The settlement, coupled with an executive directive by Northam, commits the state to clearing a backlog of more than 92,000 disputed claims by Sept. 6, Labor Day. Since U.S. District Judge Henry Hudson approved the settlement last month, the VEC has resolved more than 25,000 claims and expects to clear the remaining 67,000 before the Labor Day deadline.
The agency is hiring 300 people as appeals officers and streamlining their training to adjudicate cases quickly, Hess said. In many cases, the state hopes to avoid appeals entirely by helping applicants fix simple mistakes, such as finding the correct name for their employer — such as the owner of a McDonald’s franchise, rather than the fast-food chain itself.
“If there are no other issues, we can release their benefits,” the commissioner said.
The settlement and the governor’s directive also commit the state to expanding customer service staff and improving telecommunication services, as well as completing the modernization of the VEC’s antiquated computer system by Oct. 1 — 12 years after the project began.
The agency is relying on about $5 million in its administrative funds, along with $15 million the assembly appropriated this year to bolster customer service and accelerate the modernization project.
The VEC generally gets no money from the state general fund budget, financed by state taxes, but relies on funding from the federal share of payroll taxes. Northam wants Virginia’s congressional delegation to lobby Congress to change the funding formula to give the state a fairer share of the money Virginia employers pay into the system.
Meanwhile, employers are alarmed at a potential increase in their state payroll taxes from $90 to $360 an employee, which business advocates say would cripple their ability to hire workers.
Nicole Riley, Virginia director of the National Federation of Independent Business, asked the assembly to use Rescue Plan Act money to shield businesses from those increases, as other states have done.
“This is clearly COVID relief,” Riley said in an interview on Thursday. “These are businesses and employers that never would have made these layoffs if it hadn’t been for government-mandated closures.”
“Going from $90 to $360 in your payroll tax makes it more expensive for you to hire somebody,” she said.
Northam buffered businesses from higher payroll taxes by using $210 million from the federal CARES Act to cover the cost of unemployment benefits for workers furloughed in the early part of the pandemic last year. However, Riley said the money covered only the costs from layoffs and furloughs in the second quarter — from April 1 through June 30 — not those made in early March or the second half of the year.
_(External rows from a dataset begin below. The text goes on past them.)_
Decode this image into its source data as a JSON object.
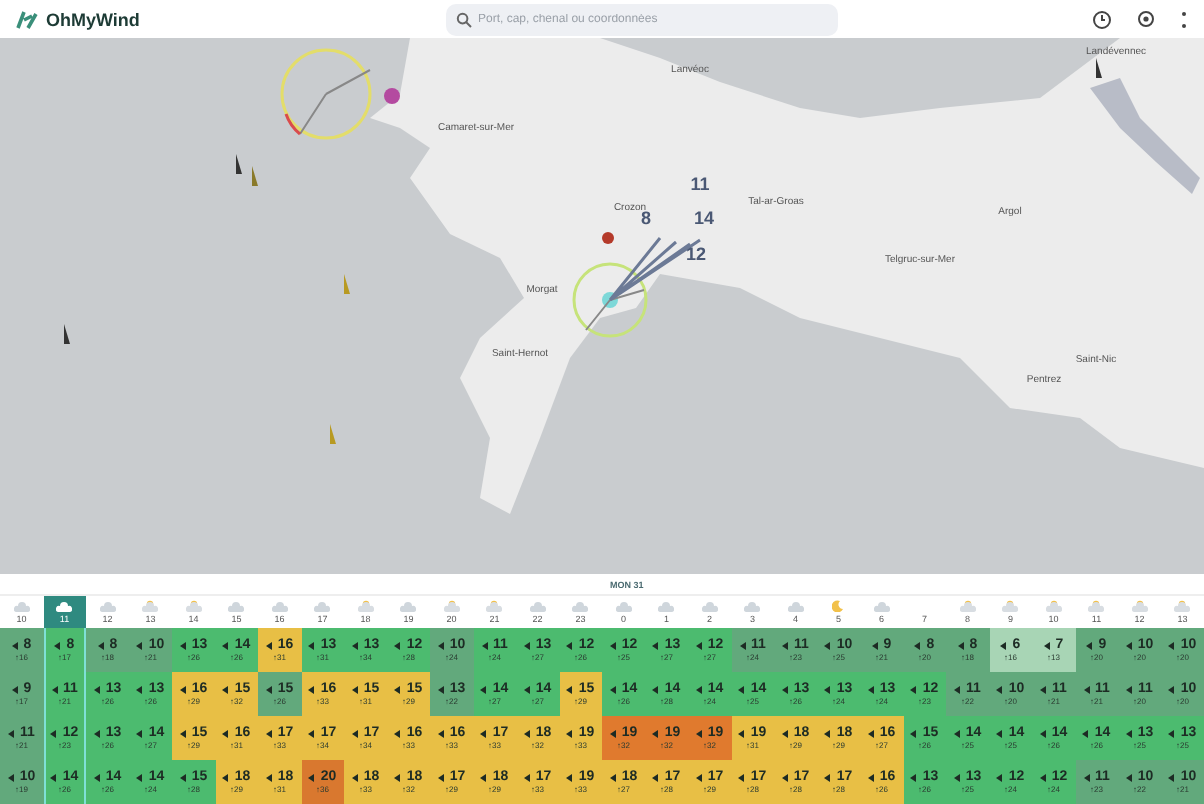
{
  "header": {
    "logo": "OhMyWind",
    "search": {
      "placeholder": "Port, cap, chenal ou coordonnées"
    }
  },
  "map": {
    "places": [
      "Camaret-sur-Mer",
      "Lanvéoc",
      "Crozon",
      "Tal-ar-Groas",
      "Argol",
      "Telgruc-sur-Mer",
      "Morgat",
      "Saint-Hernot",
      "Landévennec",
      "Saint-Nic",
      "Pentrez"
    ],
    "wind_labels": [
      "11",
      "8",
      "14",
      "12"
    ]
  },
  "forecast": {
    "date_label": "MON 31",
    "hours": [
      {
        "hour": "10",
        "kind": "cloud",
        "selected": false
      },
      {
        "hour": "11",
        "kind": "cloud",
        "selected": true
      },
      {
        "hour": "12",
        "kind": "cloud",
        "selected": false
      },
      {
        "hour": "13",
        "kind": "sun",
        "selected": false
      },
      {
        "hour": "14",
        "kind": "sun",
        "selected": false
      },
      {
        "hour": "15",
        "kind": "cloud",
        "selected": false
      },
      {
        "hour": "16",
        "kind": "cloud",
        "selected": false
      },
      {
        "hour": "17",
        "kind": "cloud",
        "selected": false
      },
      {
        "hour": "18",
        "kind": "sun",
        "selected": false
      },
      {
        "hour": "19",
        "kind": "cloud",
        "selected": false
      },
      {
        "hour": "20",
        "kind": "sun",
        "selected": false
      },
      {
        "hour": "21",
        "kind": "sun",
        "selected": false
      },
      {
        "hour": "22",
        "kind": "cloud",
        "selected": false
      },
      {
        "hour": "23",
        "kind": "cloud",
        "selected": false
      },
      {
        "hour": "0",
        "kind": "cloud",
        "selected": false
      },
      {
        "hour": "1",
        "kind": "cloud",
        "selected": false
      },
      {
        "hour": "2",
        "kind": "cloud",
        "selected": false
      },
      {
        "hour": "3",
        "kind": "cloud",
        "selected": false
      },
      {
        "hour": "4",
        "kind": "cloud",
        "selected": false
      },
      {
        "hour": "5",
        "kind": "moon",
        "selected": false
      },
      {
        "hour": "6",
        "kind": "cloud",
        "selected": false
      },
      {
        "hour": "7",
        "selected": false
      },
      {
        "hour": "8",
        "kind": "sun",
        "selected": false
      },
      {
        "hour": "9",
        "kind": "sun",
        "selected": false
      },
      {
        "hour": "10",
        "kind": "sun",
        "selected": false
      },
      {
        "hour": "11",
        "kind": "sun",
        "selected": false
      },
      {
        "hour": "12",
        "kind": "sun",
        "selected": false
      },
      {
        "hour": "13",
        "kind": "sun",
        "selected": false
      }
    ],
    "rows": [
      {
        "cells": [
          {
            "speed": "8",
            "gust": "↑16",
            "color": "#62a97c"
          },
          {
            "speed": "8",
            "gust": "↑17",
            "color": "#4cbb6f"
          },
          {
            "speed": "8",
            "gust": "↑18",
            "color": "#62a97c"
          },
          {
            "speed": "10",
            "gust": "↑21",
            "color": "#62a97c"
          },
          {
            "speed": "13",
            "gust": "↑26",
            "color": "#4cbb6f"
          },
          {
            "speed": "14",
            "gust": "↑26",
            "color": "#4cbb6f"
          },
          {
            "speed": "16",
            "gust": "↑31",
            "color": "#e8bf45"
          },
          {
            "speed": "13",
            "gust": "↑31",
            "color": "#4cbb6f"
          },
          {
            "speed": "13",
            "gust": "↑34",
            "color": "#4cbb6f"
          },
          {
            "speed": "12",
            "gust": "↑28",
            "color": "#4cbb6f"
          },
          {
            "speed": "10",
            "gust": "↑24",
            "color": "#62a97c"
          },
          {
            "speed": "11",
            "gust": "↑24",
            "color": "#4cbb6f"
          },
          {
            "speed": "13",
            "gust": "↑27",
            "color": "#4cbb6f"
          },
          {
            "speed": "12",
            "gust": "↑26",
            "color": "#4cbb6f"
          },
          {
            "speed": "12",
            "gust": "↑25",
            "color": "#4cbb6f"
          },
          {
            "speed": "13",
            "gust": "↑27",
            "color": "#4cbb6f"
          },
          {
            "speed": "12",
            "gust": "↑27",
            "color": "#4cbb6f"
          },
          {
            "speed": "11",
            "gust": "↑24",
            "color": "#62a97c"
          },
          {
            "speed": "11",
            "gust": "↑23",
            "color": "#62a97c"
          },
          {
            "speed": "10",
            "gust": "↑25",
            "color": "#62a97c"
          },
          {
            "speed": "9",
            "gust": "↑21",
            "color": "#62a97c"
          },
          {
            "speed": "8",
            "gust": "↑20",
            "color": "#62a97c"
          },
          {
            "speed": "8",
            "gust": "↑18",
            "color": "#62a97c"
          },
          {
            "speed": "6",
            "gust": "↑16",
            "color": "#a8d5b5"
          },
          {
            "speed": "7",
            "gust": "↑13",
            "color": "#a8d5b5"
          },
          {
            "speed": "9",
            "gust": "↑20",
            "color": "#62a97c"
          },
          {
            "speed": "10",
            "gust": "↑20",
            "color": "#62a97c"
          },
          {
            "speed": "10",
            "gust": "↑20",
            "color": "#62a97c"
          }
        ]
      },
      {
        "cells": [
          {
            "speed": "9",
            "gust": "↑17",
            "color": "#62a97c"
          },
          {
            "speed": "11",
            "gust": "↑21",
            "color": "#4cbb6f"
          },
          {
            "speed": "13",
            "gust": "↑26",
            "color": "#4cbb6f"
          },
          {
            "speed": "13",
            "gust": "↑26",
            "color": "#4cbb6f"
          },
          {
            "speed": "16",
            "gust": "↑29",
            "color": "#e8bf45"
          },
          {
            "speed": "15",
            "gust": "↑32",
            "color": "#e8bf45"
          },
          {
            "speed": "15",
            "gust": "↑26",
            "color": "#62a97c"
          },
          {
            "speed": "16",
            "gust": "↑33",
            "color": "#e8bf45"
          },
          {
            "speed": "15",
            "gust": "↑31",
            "color": "#e8bf45"
          },
          {
            "speed": "15",
            "gust": "↑29",
            "color": "#e8bf45"
          },
          {
            "speed": "13",
            "gust": "↑22",
            "color": "#62a97c"
          },
          {
            "speed": "14",
            "gust": "↑27",
            "color": "#4cbb6f"
          },
          {
            "speed": "14",
            "gust": "↑27",
            "color": "#4cbb6f"
          },
          {
            "speed": "15",
            "gust": "↑29",
            "color": "#e8bf45"
          },
          {
            "speed": "14",
            "gust": "↑26",
            "color": "#4cbb6f"
          },
          {
            "speed": "14",
            "gust": "↑28",
            "color": "#4cbb6f"
          },
          {
            "speed": "14",
            "gust": "↑24",
            "color": "#4cbb6f"
          },
          {
            "speed": "14",
            "gust": "↑25",
            "color": "#4cbb6f"
          },
          {
            "speed": "13",
            "gust": "↑26",
            "color": "#4cbb6f"
          },
          {
            "speed": "13",
            "gust": "↑24",
            "color": "#4cbb6f"
          },
          {
            "speed": "13",
            "gust": "↑24",
            "color": "#4cbb6f"
          },
          {
            "speed": "12",
            "gust": "↑23",
            "color": "#4cbb6f"
          },
          {
            "speed": "11",
            "gust": "↑22",
            "color": "#62a97c"
          },
          {
            "speed": "10",
            "gust": "↑20",
            "color": "#62a97c"
          },
          {
            "speed": "11",
            "gust": "↑21",
            "color": "#62a97c"
          },
          {
            "speed": "11",
            "gust": "↑21",
            "color": "#62a97c"
          },
          {
            "speed": "11",
            "gust": "↑20",
            "color": "#62a97c"
          },
          {
            "speed": "10",
            "gust": "↑20",
            "color": "#62a97c"
          }
        ]
      },
      {
        "cells": [
          {
            "speed": "11",
            "gust": "↑21",
            "color": "#62a97c"
          },
          {
            "speed": "12",
            "gust": "↑23",
            "color": "#4cbb6f"
          },
          {
            "speed": "13",
            "gust": "↑26",
            "color": "#4cbb6f"
          },
          {
            "speed": "14",
            "gust": "↑27",
            "color": "#4cbb6f"
          },
          {
            "speed": "15",
            "gust": "↑29",
            "color": "#e8bf45"
          },
          {
            "speed": "16",
            "gust": "↑31",
            "color": "#e8bf45"
          },
          {
            "speed": "17",
            "gust": "↑33",
            "color": "#e8bf45"
          },
          {
            "speed": "17",
            "gust": "↑34",
            "color": "#e8bf45"
          },
          {
            "speed": "17",
            "gust": "↑34",
            "color": "#e8bf45"
          },
          {
            "speed": "16",
            "gust": "↑33",
            "color": "#e8bf45"
          },
          {
            "speed": "16",
            "gust": "↑33",
            "color": "#e8bf45"
          },
          {
            "speed": "17",
            "gust": "↑33",
            "color": "#e8bf45"
          },
          {
            "speed": "18",
            "gust": "↑32",
            "color": "#e8bf45"
          },
          {
            "speed": "19",
            "gust": "↑33",
            "color": "#e8bf45"
          },
          {
            "speed": "19",
            "gust": "↑32",
            "color": "#e07a2e"
          },
          {
            "speed": "19",
            "gust": "↑32",
            "color": "#e07a2e"
          },
          {
            "speed": "19",
            "gust": "↑32",
            "color": "#e07a2e"
          },
          {
            "speed": "19",
            "gust": "↑31",
            "color": "#e8bf45"
          },
          {
            "speed": "18",
            "gust": "↑29",
            "color": "#e8bf45"
          },
          {
            "speed": "18",
            "gust": "↑29",
            "color": "#e8bf45"
          },
          {
            "speed": "16",
            "gust": "↑27",
            "color": "#e8bf45"
          },
          {
            "speed": "15",
            "gust": "↑26",
            "color": "#4cbb6f"
          },
          {
            "speed": "14",
            "gust": "↑25",
            "color": "#4cbb6f"
          },
          {
            "speed": "14",
            "gust": "↑25",
            "color": "#4cbb6f"
          },
          {
            "speed": "14",
            "gust": "↑26",
            "color": "#4cbb6f"
          },
          {
            "speed": "14",
            "gust": "↑26",
            "color": "#4cbb6f"
          },
          {
            "speed": "13",
            "gust": "↑25",
            "color": "#4cbb6f"
          },
          {
            "speed": "13",
            "gust": "↑25",
            "color": "#4cbb6f"
          }
        ]
      },
      {
        "cells": [
          {
            "speed": "10",
            "gust": "↑19",
            "color": "#62a97c"
          },
          {
            "speed": "14",
            "gust": "↑26",
            "color": "#4cbb6f"
          },
          {
            "speed": "14",
            "gust": "↑26",
            "color": "#4cbb6f"
          },
          {
            "speed": "14",
            "gust": "↑24",
            "color": "#4cbb6f"
          },
          {
            "speed": "15",
            "gust": "↑28",
            "color": "#4cbb6f"
          },
          {
            "speed": "18",
            "gust": "↑29",
            "color": "#e8bf45"
          },
          {
            "speed": "18",
            "gust": "↑31",
            "color": "#e8bf45"
          },
          {
            "speed": "20",
            "gust": "↑36",
            "color": "#d9782f"
          },
          {
            "speed": "18",
            "gust": "↑33",
            "color": "#e8bf45"
          },
          {
            "speed": "18",
            "gust": "↑32",
            "color": "#e8bf45"
          },
          {
            "speed": "17",
            "gust": "↑29",
            "color": "#e8bf45"
          },
          {
            "speed": "18",
            "gust": "↑29",
            "color": "#e8bf45"
          },
          {
            "speed": "17",
            "gust": "↑33",
            "color": "#e8bf45"
          },
          {
            "speed": "19",
            "gust": "↑33",
            "color": "#e8bf45"
          },
          {
            "speed": "18",
            "gust": "↑27",
            "color": "#e8bf45"
          },
          {
            "speed": "17",
            "gust": "↑28",
            "color": "#e8bf45"
          },
          {
            "speed": "17",
            "gust": "↑29",
            "color": "#e8bf45"
          },
          {
            "speed": "17",
            "gust": "↑28",
            "color": "#e8bf45"
          },
          {
            "speed": "17",
            "gust": "↑28",
            "color": "#e8bf45"
          },
          {
            "speed": "17",
            "gust": "↑28",
            "color": "#e8bf45"
          },
          {
            "speed": "16",
            "gust": "↑26",
            "color": "#e8bf45"
          },
          {
            "speed": "13",
            "gust": "↑26",
            "color": "#4cbb6f"
          },
          {
            "speed": "13",
            "gust": "↑25",
            "color": "#4cbb6f"
          },
          {
            "speed": "12",
            "gust": "↑24",
            "color": "#4cbb6f"
          },
          {
            "speed": "12",
            "gust": "↑24",
            "color": "#4cbb6f"
          },
          {
            "speed": "11",
            "gust": "↑23",
            "color": "#62a97c"
          },
          {
            "speed": "10",
            "gust": "↑22",
            "color": "#62a97c"
          },
          {
            "speed": "10",
            "gust": "↑21",
            "color": "#62a97c"
          }
        ]
      }
    ]
  }
}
Virginia sets the tax rates on Jan. 1, based on the financial results at the end of the previous fiscal year on June 30. The rates are based on each business experience with layoffs and unpaid furloughs, as well as a pool rate paid by all businesses to reflect costs that aren’t covered by specific employers, who may have closed entirely. The final portion of the tax is a “fund builder” fee to replenish the unemployment trust fund if it drops below 50% solvency.
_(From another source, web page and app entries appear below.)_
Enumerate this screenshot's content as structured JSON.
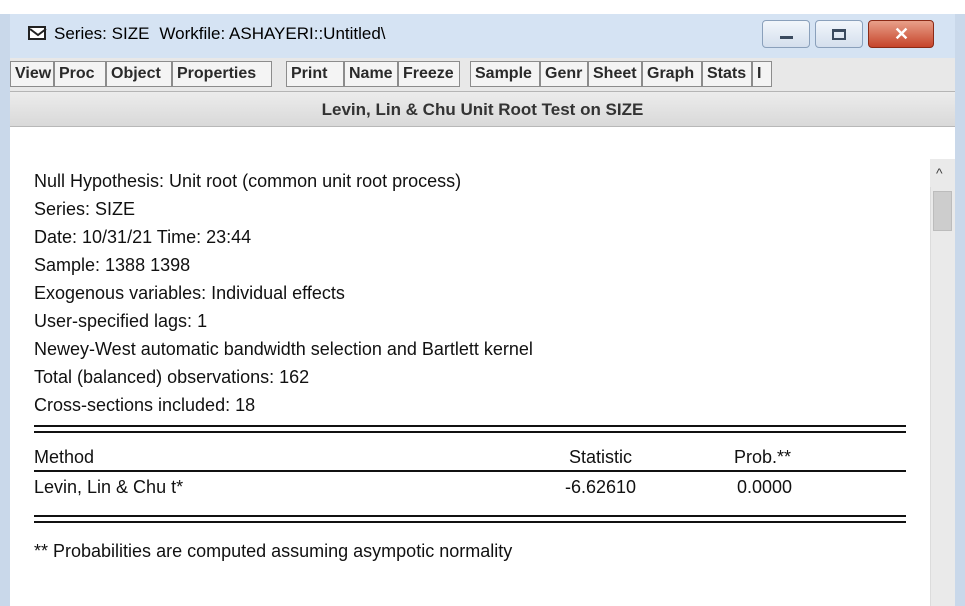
{
  "window": {
    "title_series": "Series: SIZE",
    "title_workfile": "Workfile: ASHAYERI::Untitled\\",
    "min_glyph": "minimize-icon",
    "max_glyph": "maximize-icon",
    "close_glyph": "✕"
  },
  "toolbar": {
    "buttons": [
      "View",
      "Proc",
      "Object",
      "Properties",
      "Print",
      "Name",
      "Freeze",
      "Sample",
      "Genr",
      "Sheet",
      "Graph",
      "Stats",
      "I"
    ]
  },
  "header": {
    "title": "Levin, Lin & Chu Unit Root Test on SIZE"
  },
  "output": {
    "lines": [
      "Null Hypothesis: Unit root (common unit root process)",
      "Series:  SIZE",
      "Date: 10/31/21   Time: 23:44",
      "Sample: 1388 1398",
      "Exogenous variables: Individual effects",
      "User-specified lags: 1",
      "Newey-West automatic bandwidth selection and Bartlett kernel",
      "Total (balanced) observations: 162",
      "Cross-sections included: 18"
    ],
    "table": {
      "columns": [
        "Method",
        "Statistic",
        "Prob.**"
      ],
      "rows": [
        [
          "Levin, Lin & Chu t*",
          "-6.62610",
          "0.0000"
        ]
      ]
    },
    "footnote": "** Probabilities are computed assuming asympotic normality"
  },
  "scrollbar": {
    "up_glyph": "^"
  },
  "colors": {
    "titlebar": "#d5e3f3",
    "close_button": "#c6442a",
    "toolbar": "#e8e8e8"
  }
}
“The number is going to be staggering for small businesses,” warned Del. Lee Ware, R-Powhatan, a former chairman of the legislative commission.
Del. Kathy Byron, R-Bedford, wanted to know more about how many businesses had closed permanently and no longer support unemployment benefits for their former workers.
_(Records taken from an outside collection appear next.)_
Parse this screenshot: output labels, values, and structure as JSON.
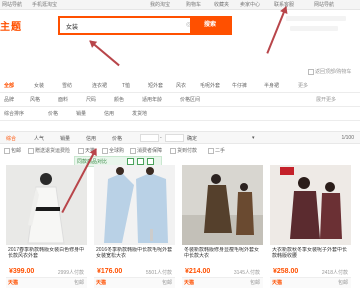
{
  "top_nav": {
    "left": [
      "网站导航",
      "手机逛淘宝"
    ],
    "right": [
      "我的淘宝",
      "购物车",
      "收藏夹",
      "卖家中心",
      "联系客服",
      "网站导航"
    ]
  },
  "brand": "主题",
  "search": {
    "query": "女装",
    "button": "搜索"
  },
  "cart_note": "返回顶部/购物车",
  "category_row": [
    "全部",
    "女装",
    "雪纺",
    "连衣裙",
    "T恤",
    "短外套",
    "风衣",
    "毛呢外套",
    "牛仔裤",
    "半身裙",
    "更多"
  ],
  "attr_row": [
    "品牌",
    "风格",
    "面料",
    "尺码",
    "颜色",
    "适用年龄",
    "价格区间"
  ],
  "attr_right": "展开更多",
  "filter_row": [
    "综合排序",
    "价格",
    "销量",
    "信用",
    "发货地"
  ],
  "sort_bar": {
    "items": [
      "综合",
      "人气",
      "销量",
      "信用",
      "价格"
    ],
    "range_sep": "-",
    "confirm": "确定",
    "pager": "1/100"
  },
  "options": [
    "包邮",
    "赠送退货运费险",
    "天猫",
    "全球购",
    "消费者保障",
    "货到付款",
    "二手"
  ],
  "grid_tool": "同款商品对比",
  "products": [
    {
      "title": "2017春季新款韩版女装白色修身中长款风衣外套",
      "price": "¥399.00",
      "sold": "2999人付款",
      "tag": "天猫",
      "meta": "包邮"
    },
    {
      "title": "2016冬季新款韩版中长款毛呢外套女装宽松大衣",
      "price": "¥176.00",
      "sold": "5501人付款",
      "tag": "天猫",
      "meta": "包邮"
    },
    {
      "title": "冬装新款韩版修身显瘦毛呢外套女中长款大衣",
      "price": "¥214.00",
      "sold": "3145人付款",
      "tag": "天猫",
      "meta": "包邮"
    },
    {
      "title": "大衣新款秋冬季女装呢子外套中长款韩版收腰",
      "price": "¥258.00",
      "sold": "2418人付款",
      "tag": "天猫",
      "meta": "包邮"
    }
  ],
  "colors": {
    "accent": "#ff5000",
    "arrow": "#b8454a"
  }
}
“We focus on employees, but employees also need to have employers,” Byron said.
Del. Sally Hudson, D-Charlottesville, asked the VEC to report to legislators regularly about the status of unemployment claims and customer service, and she cautioned the commission against focusing on business taxes and the trust fund.
“This commission pays a lot of attention to the state’s pocketbook,” Hudson said. “We need to pay additional and equal attention to how well this system is serving our constituents.”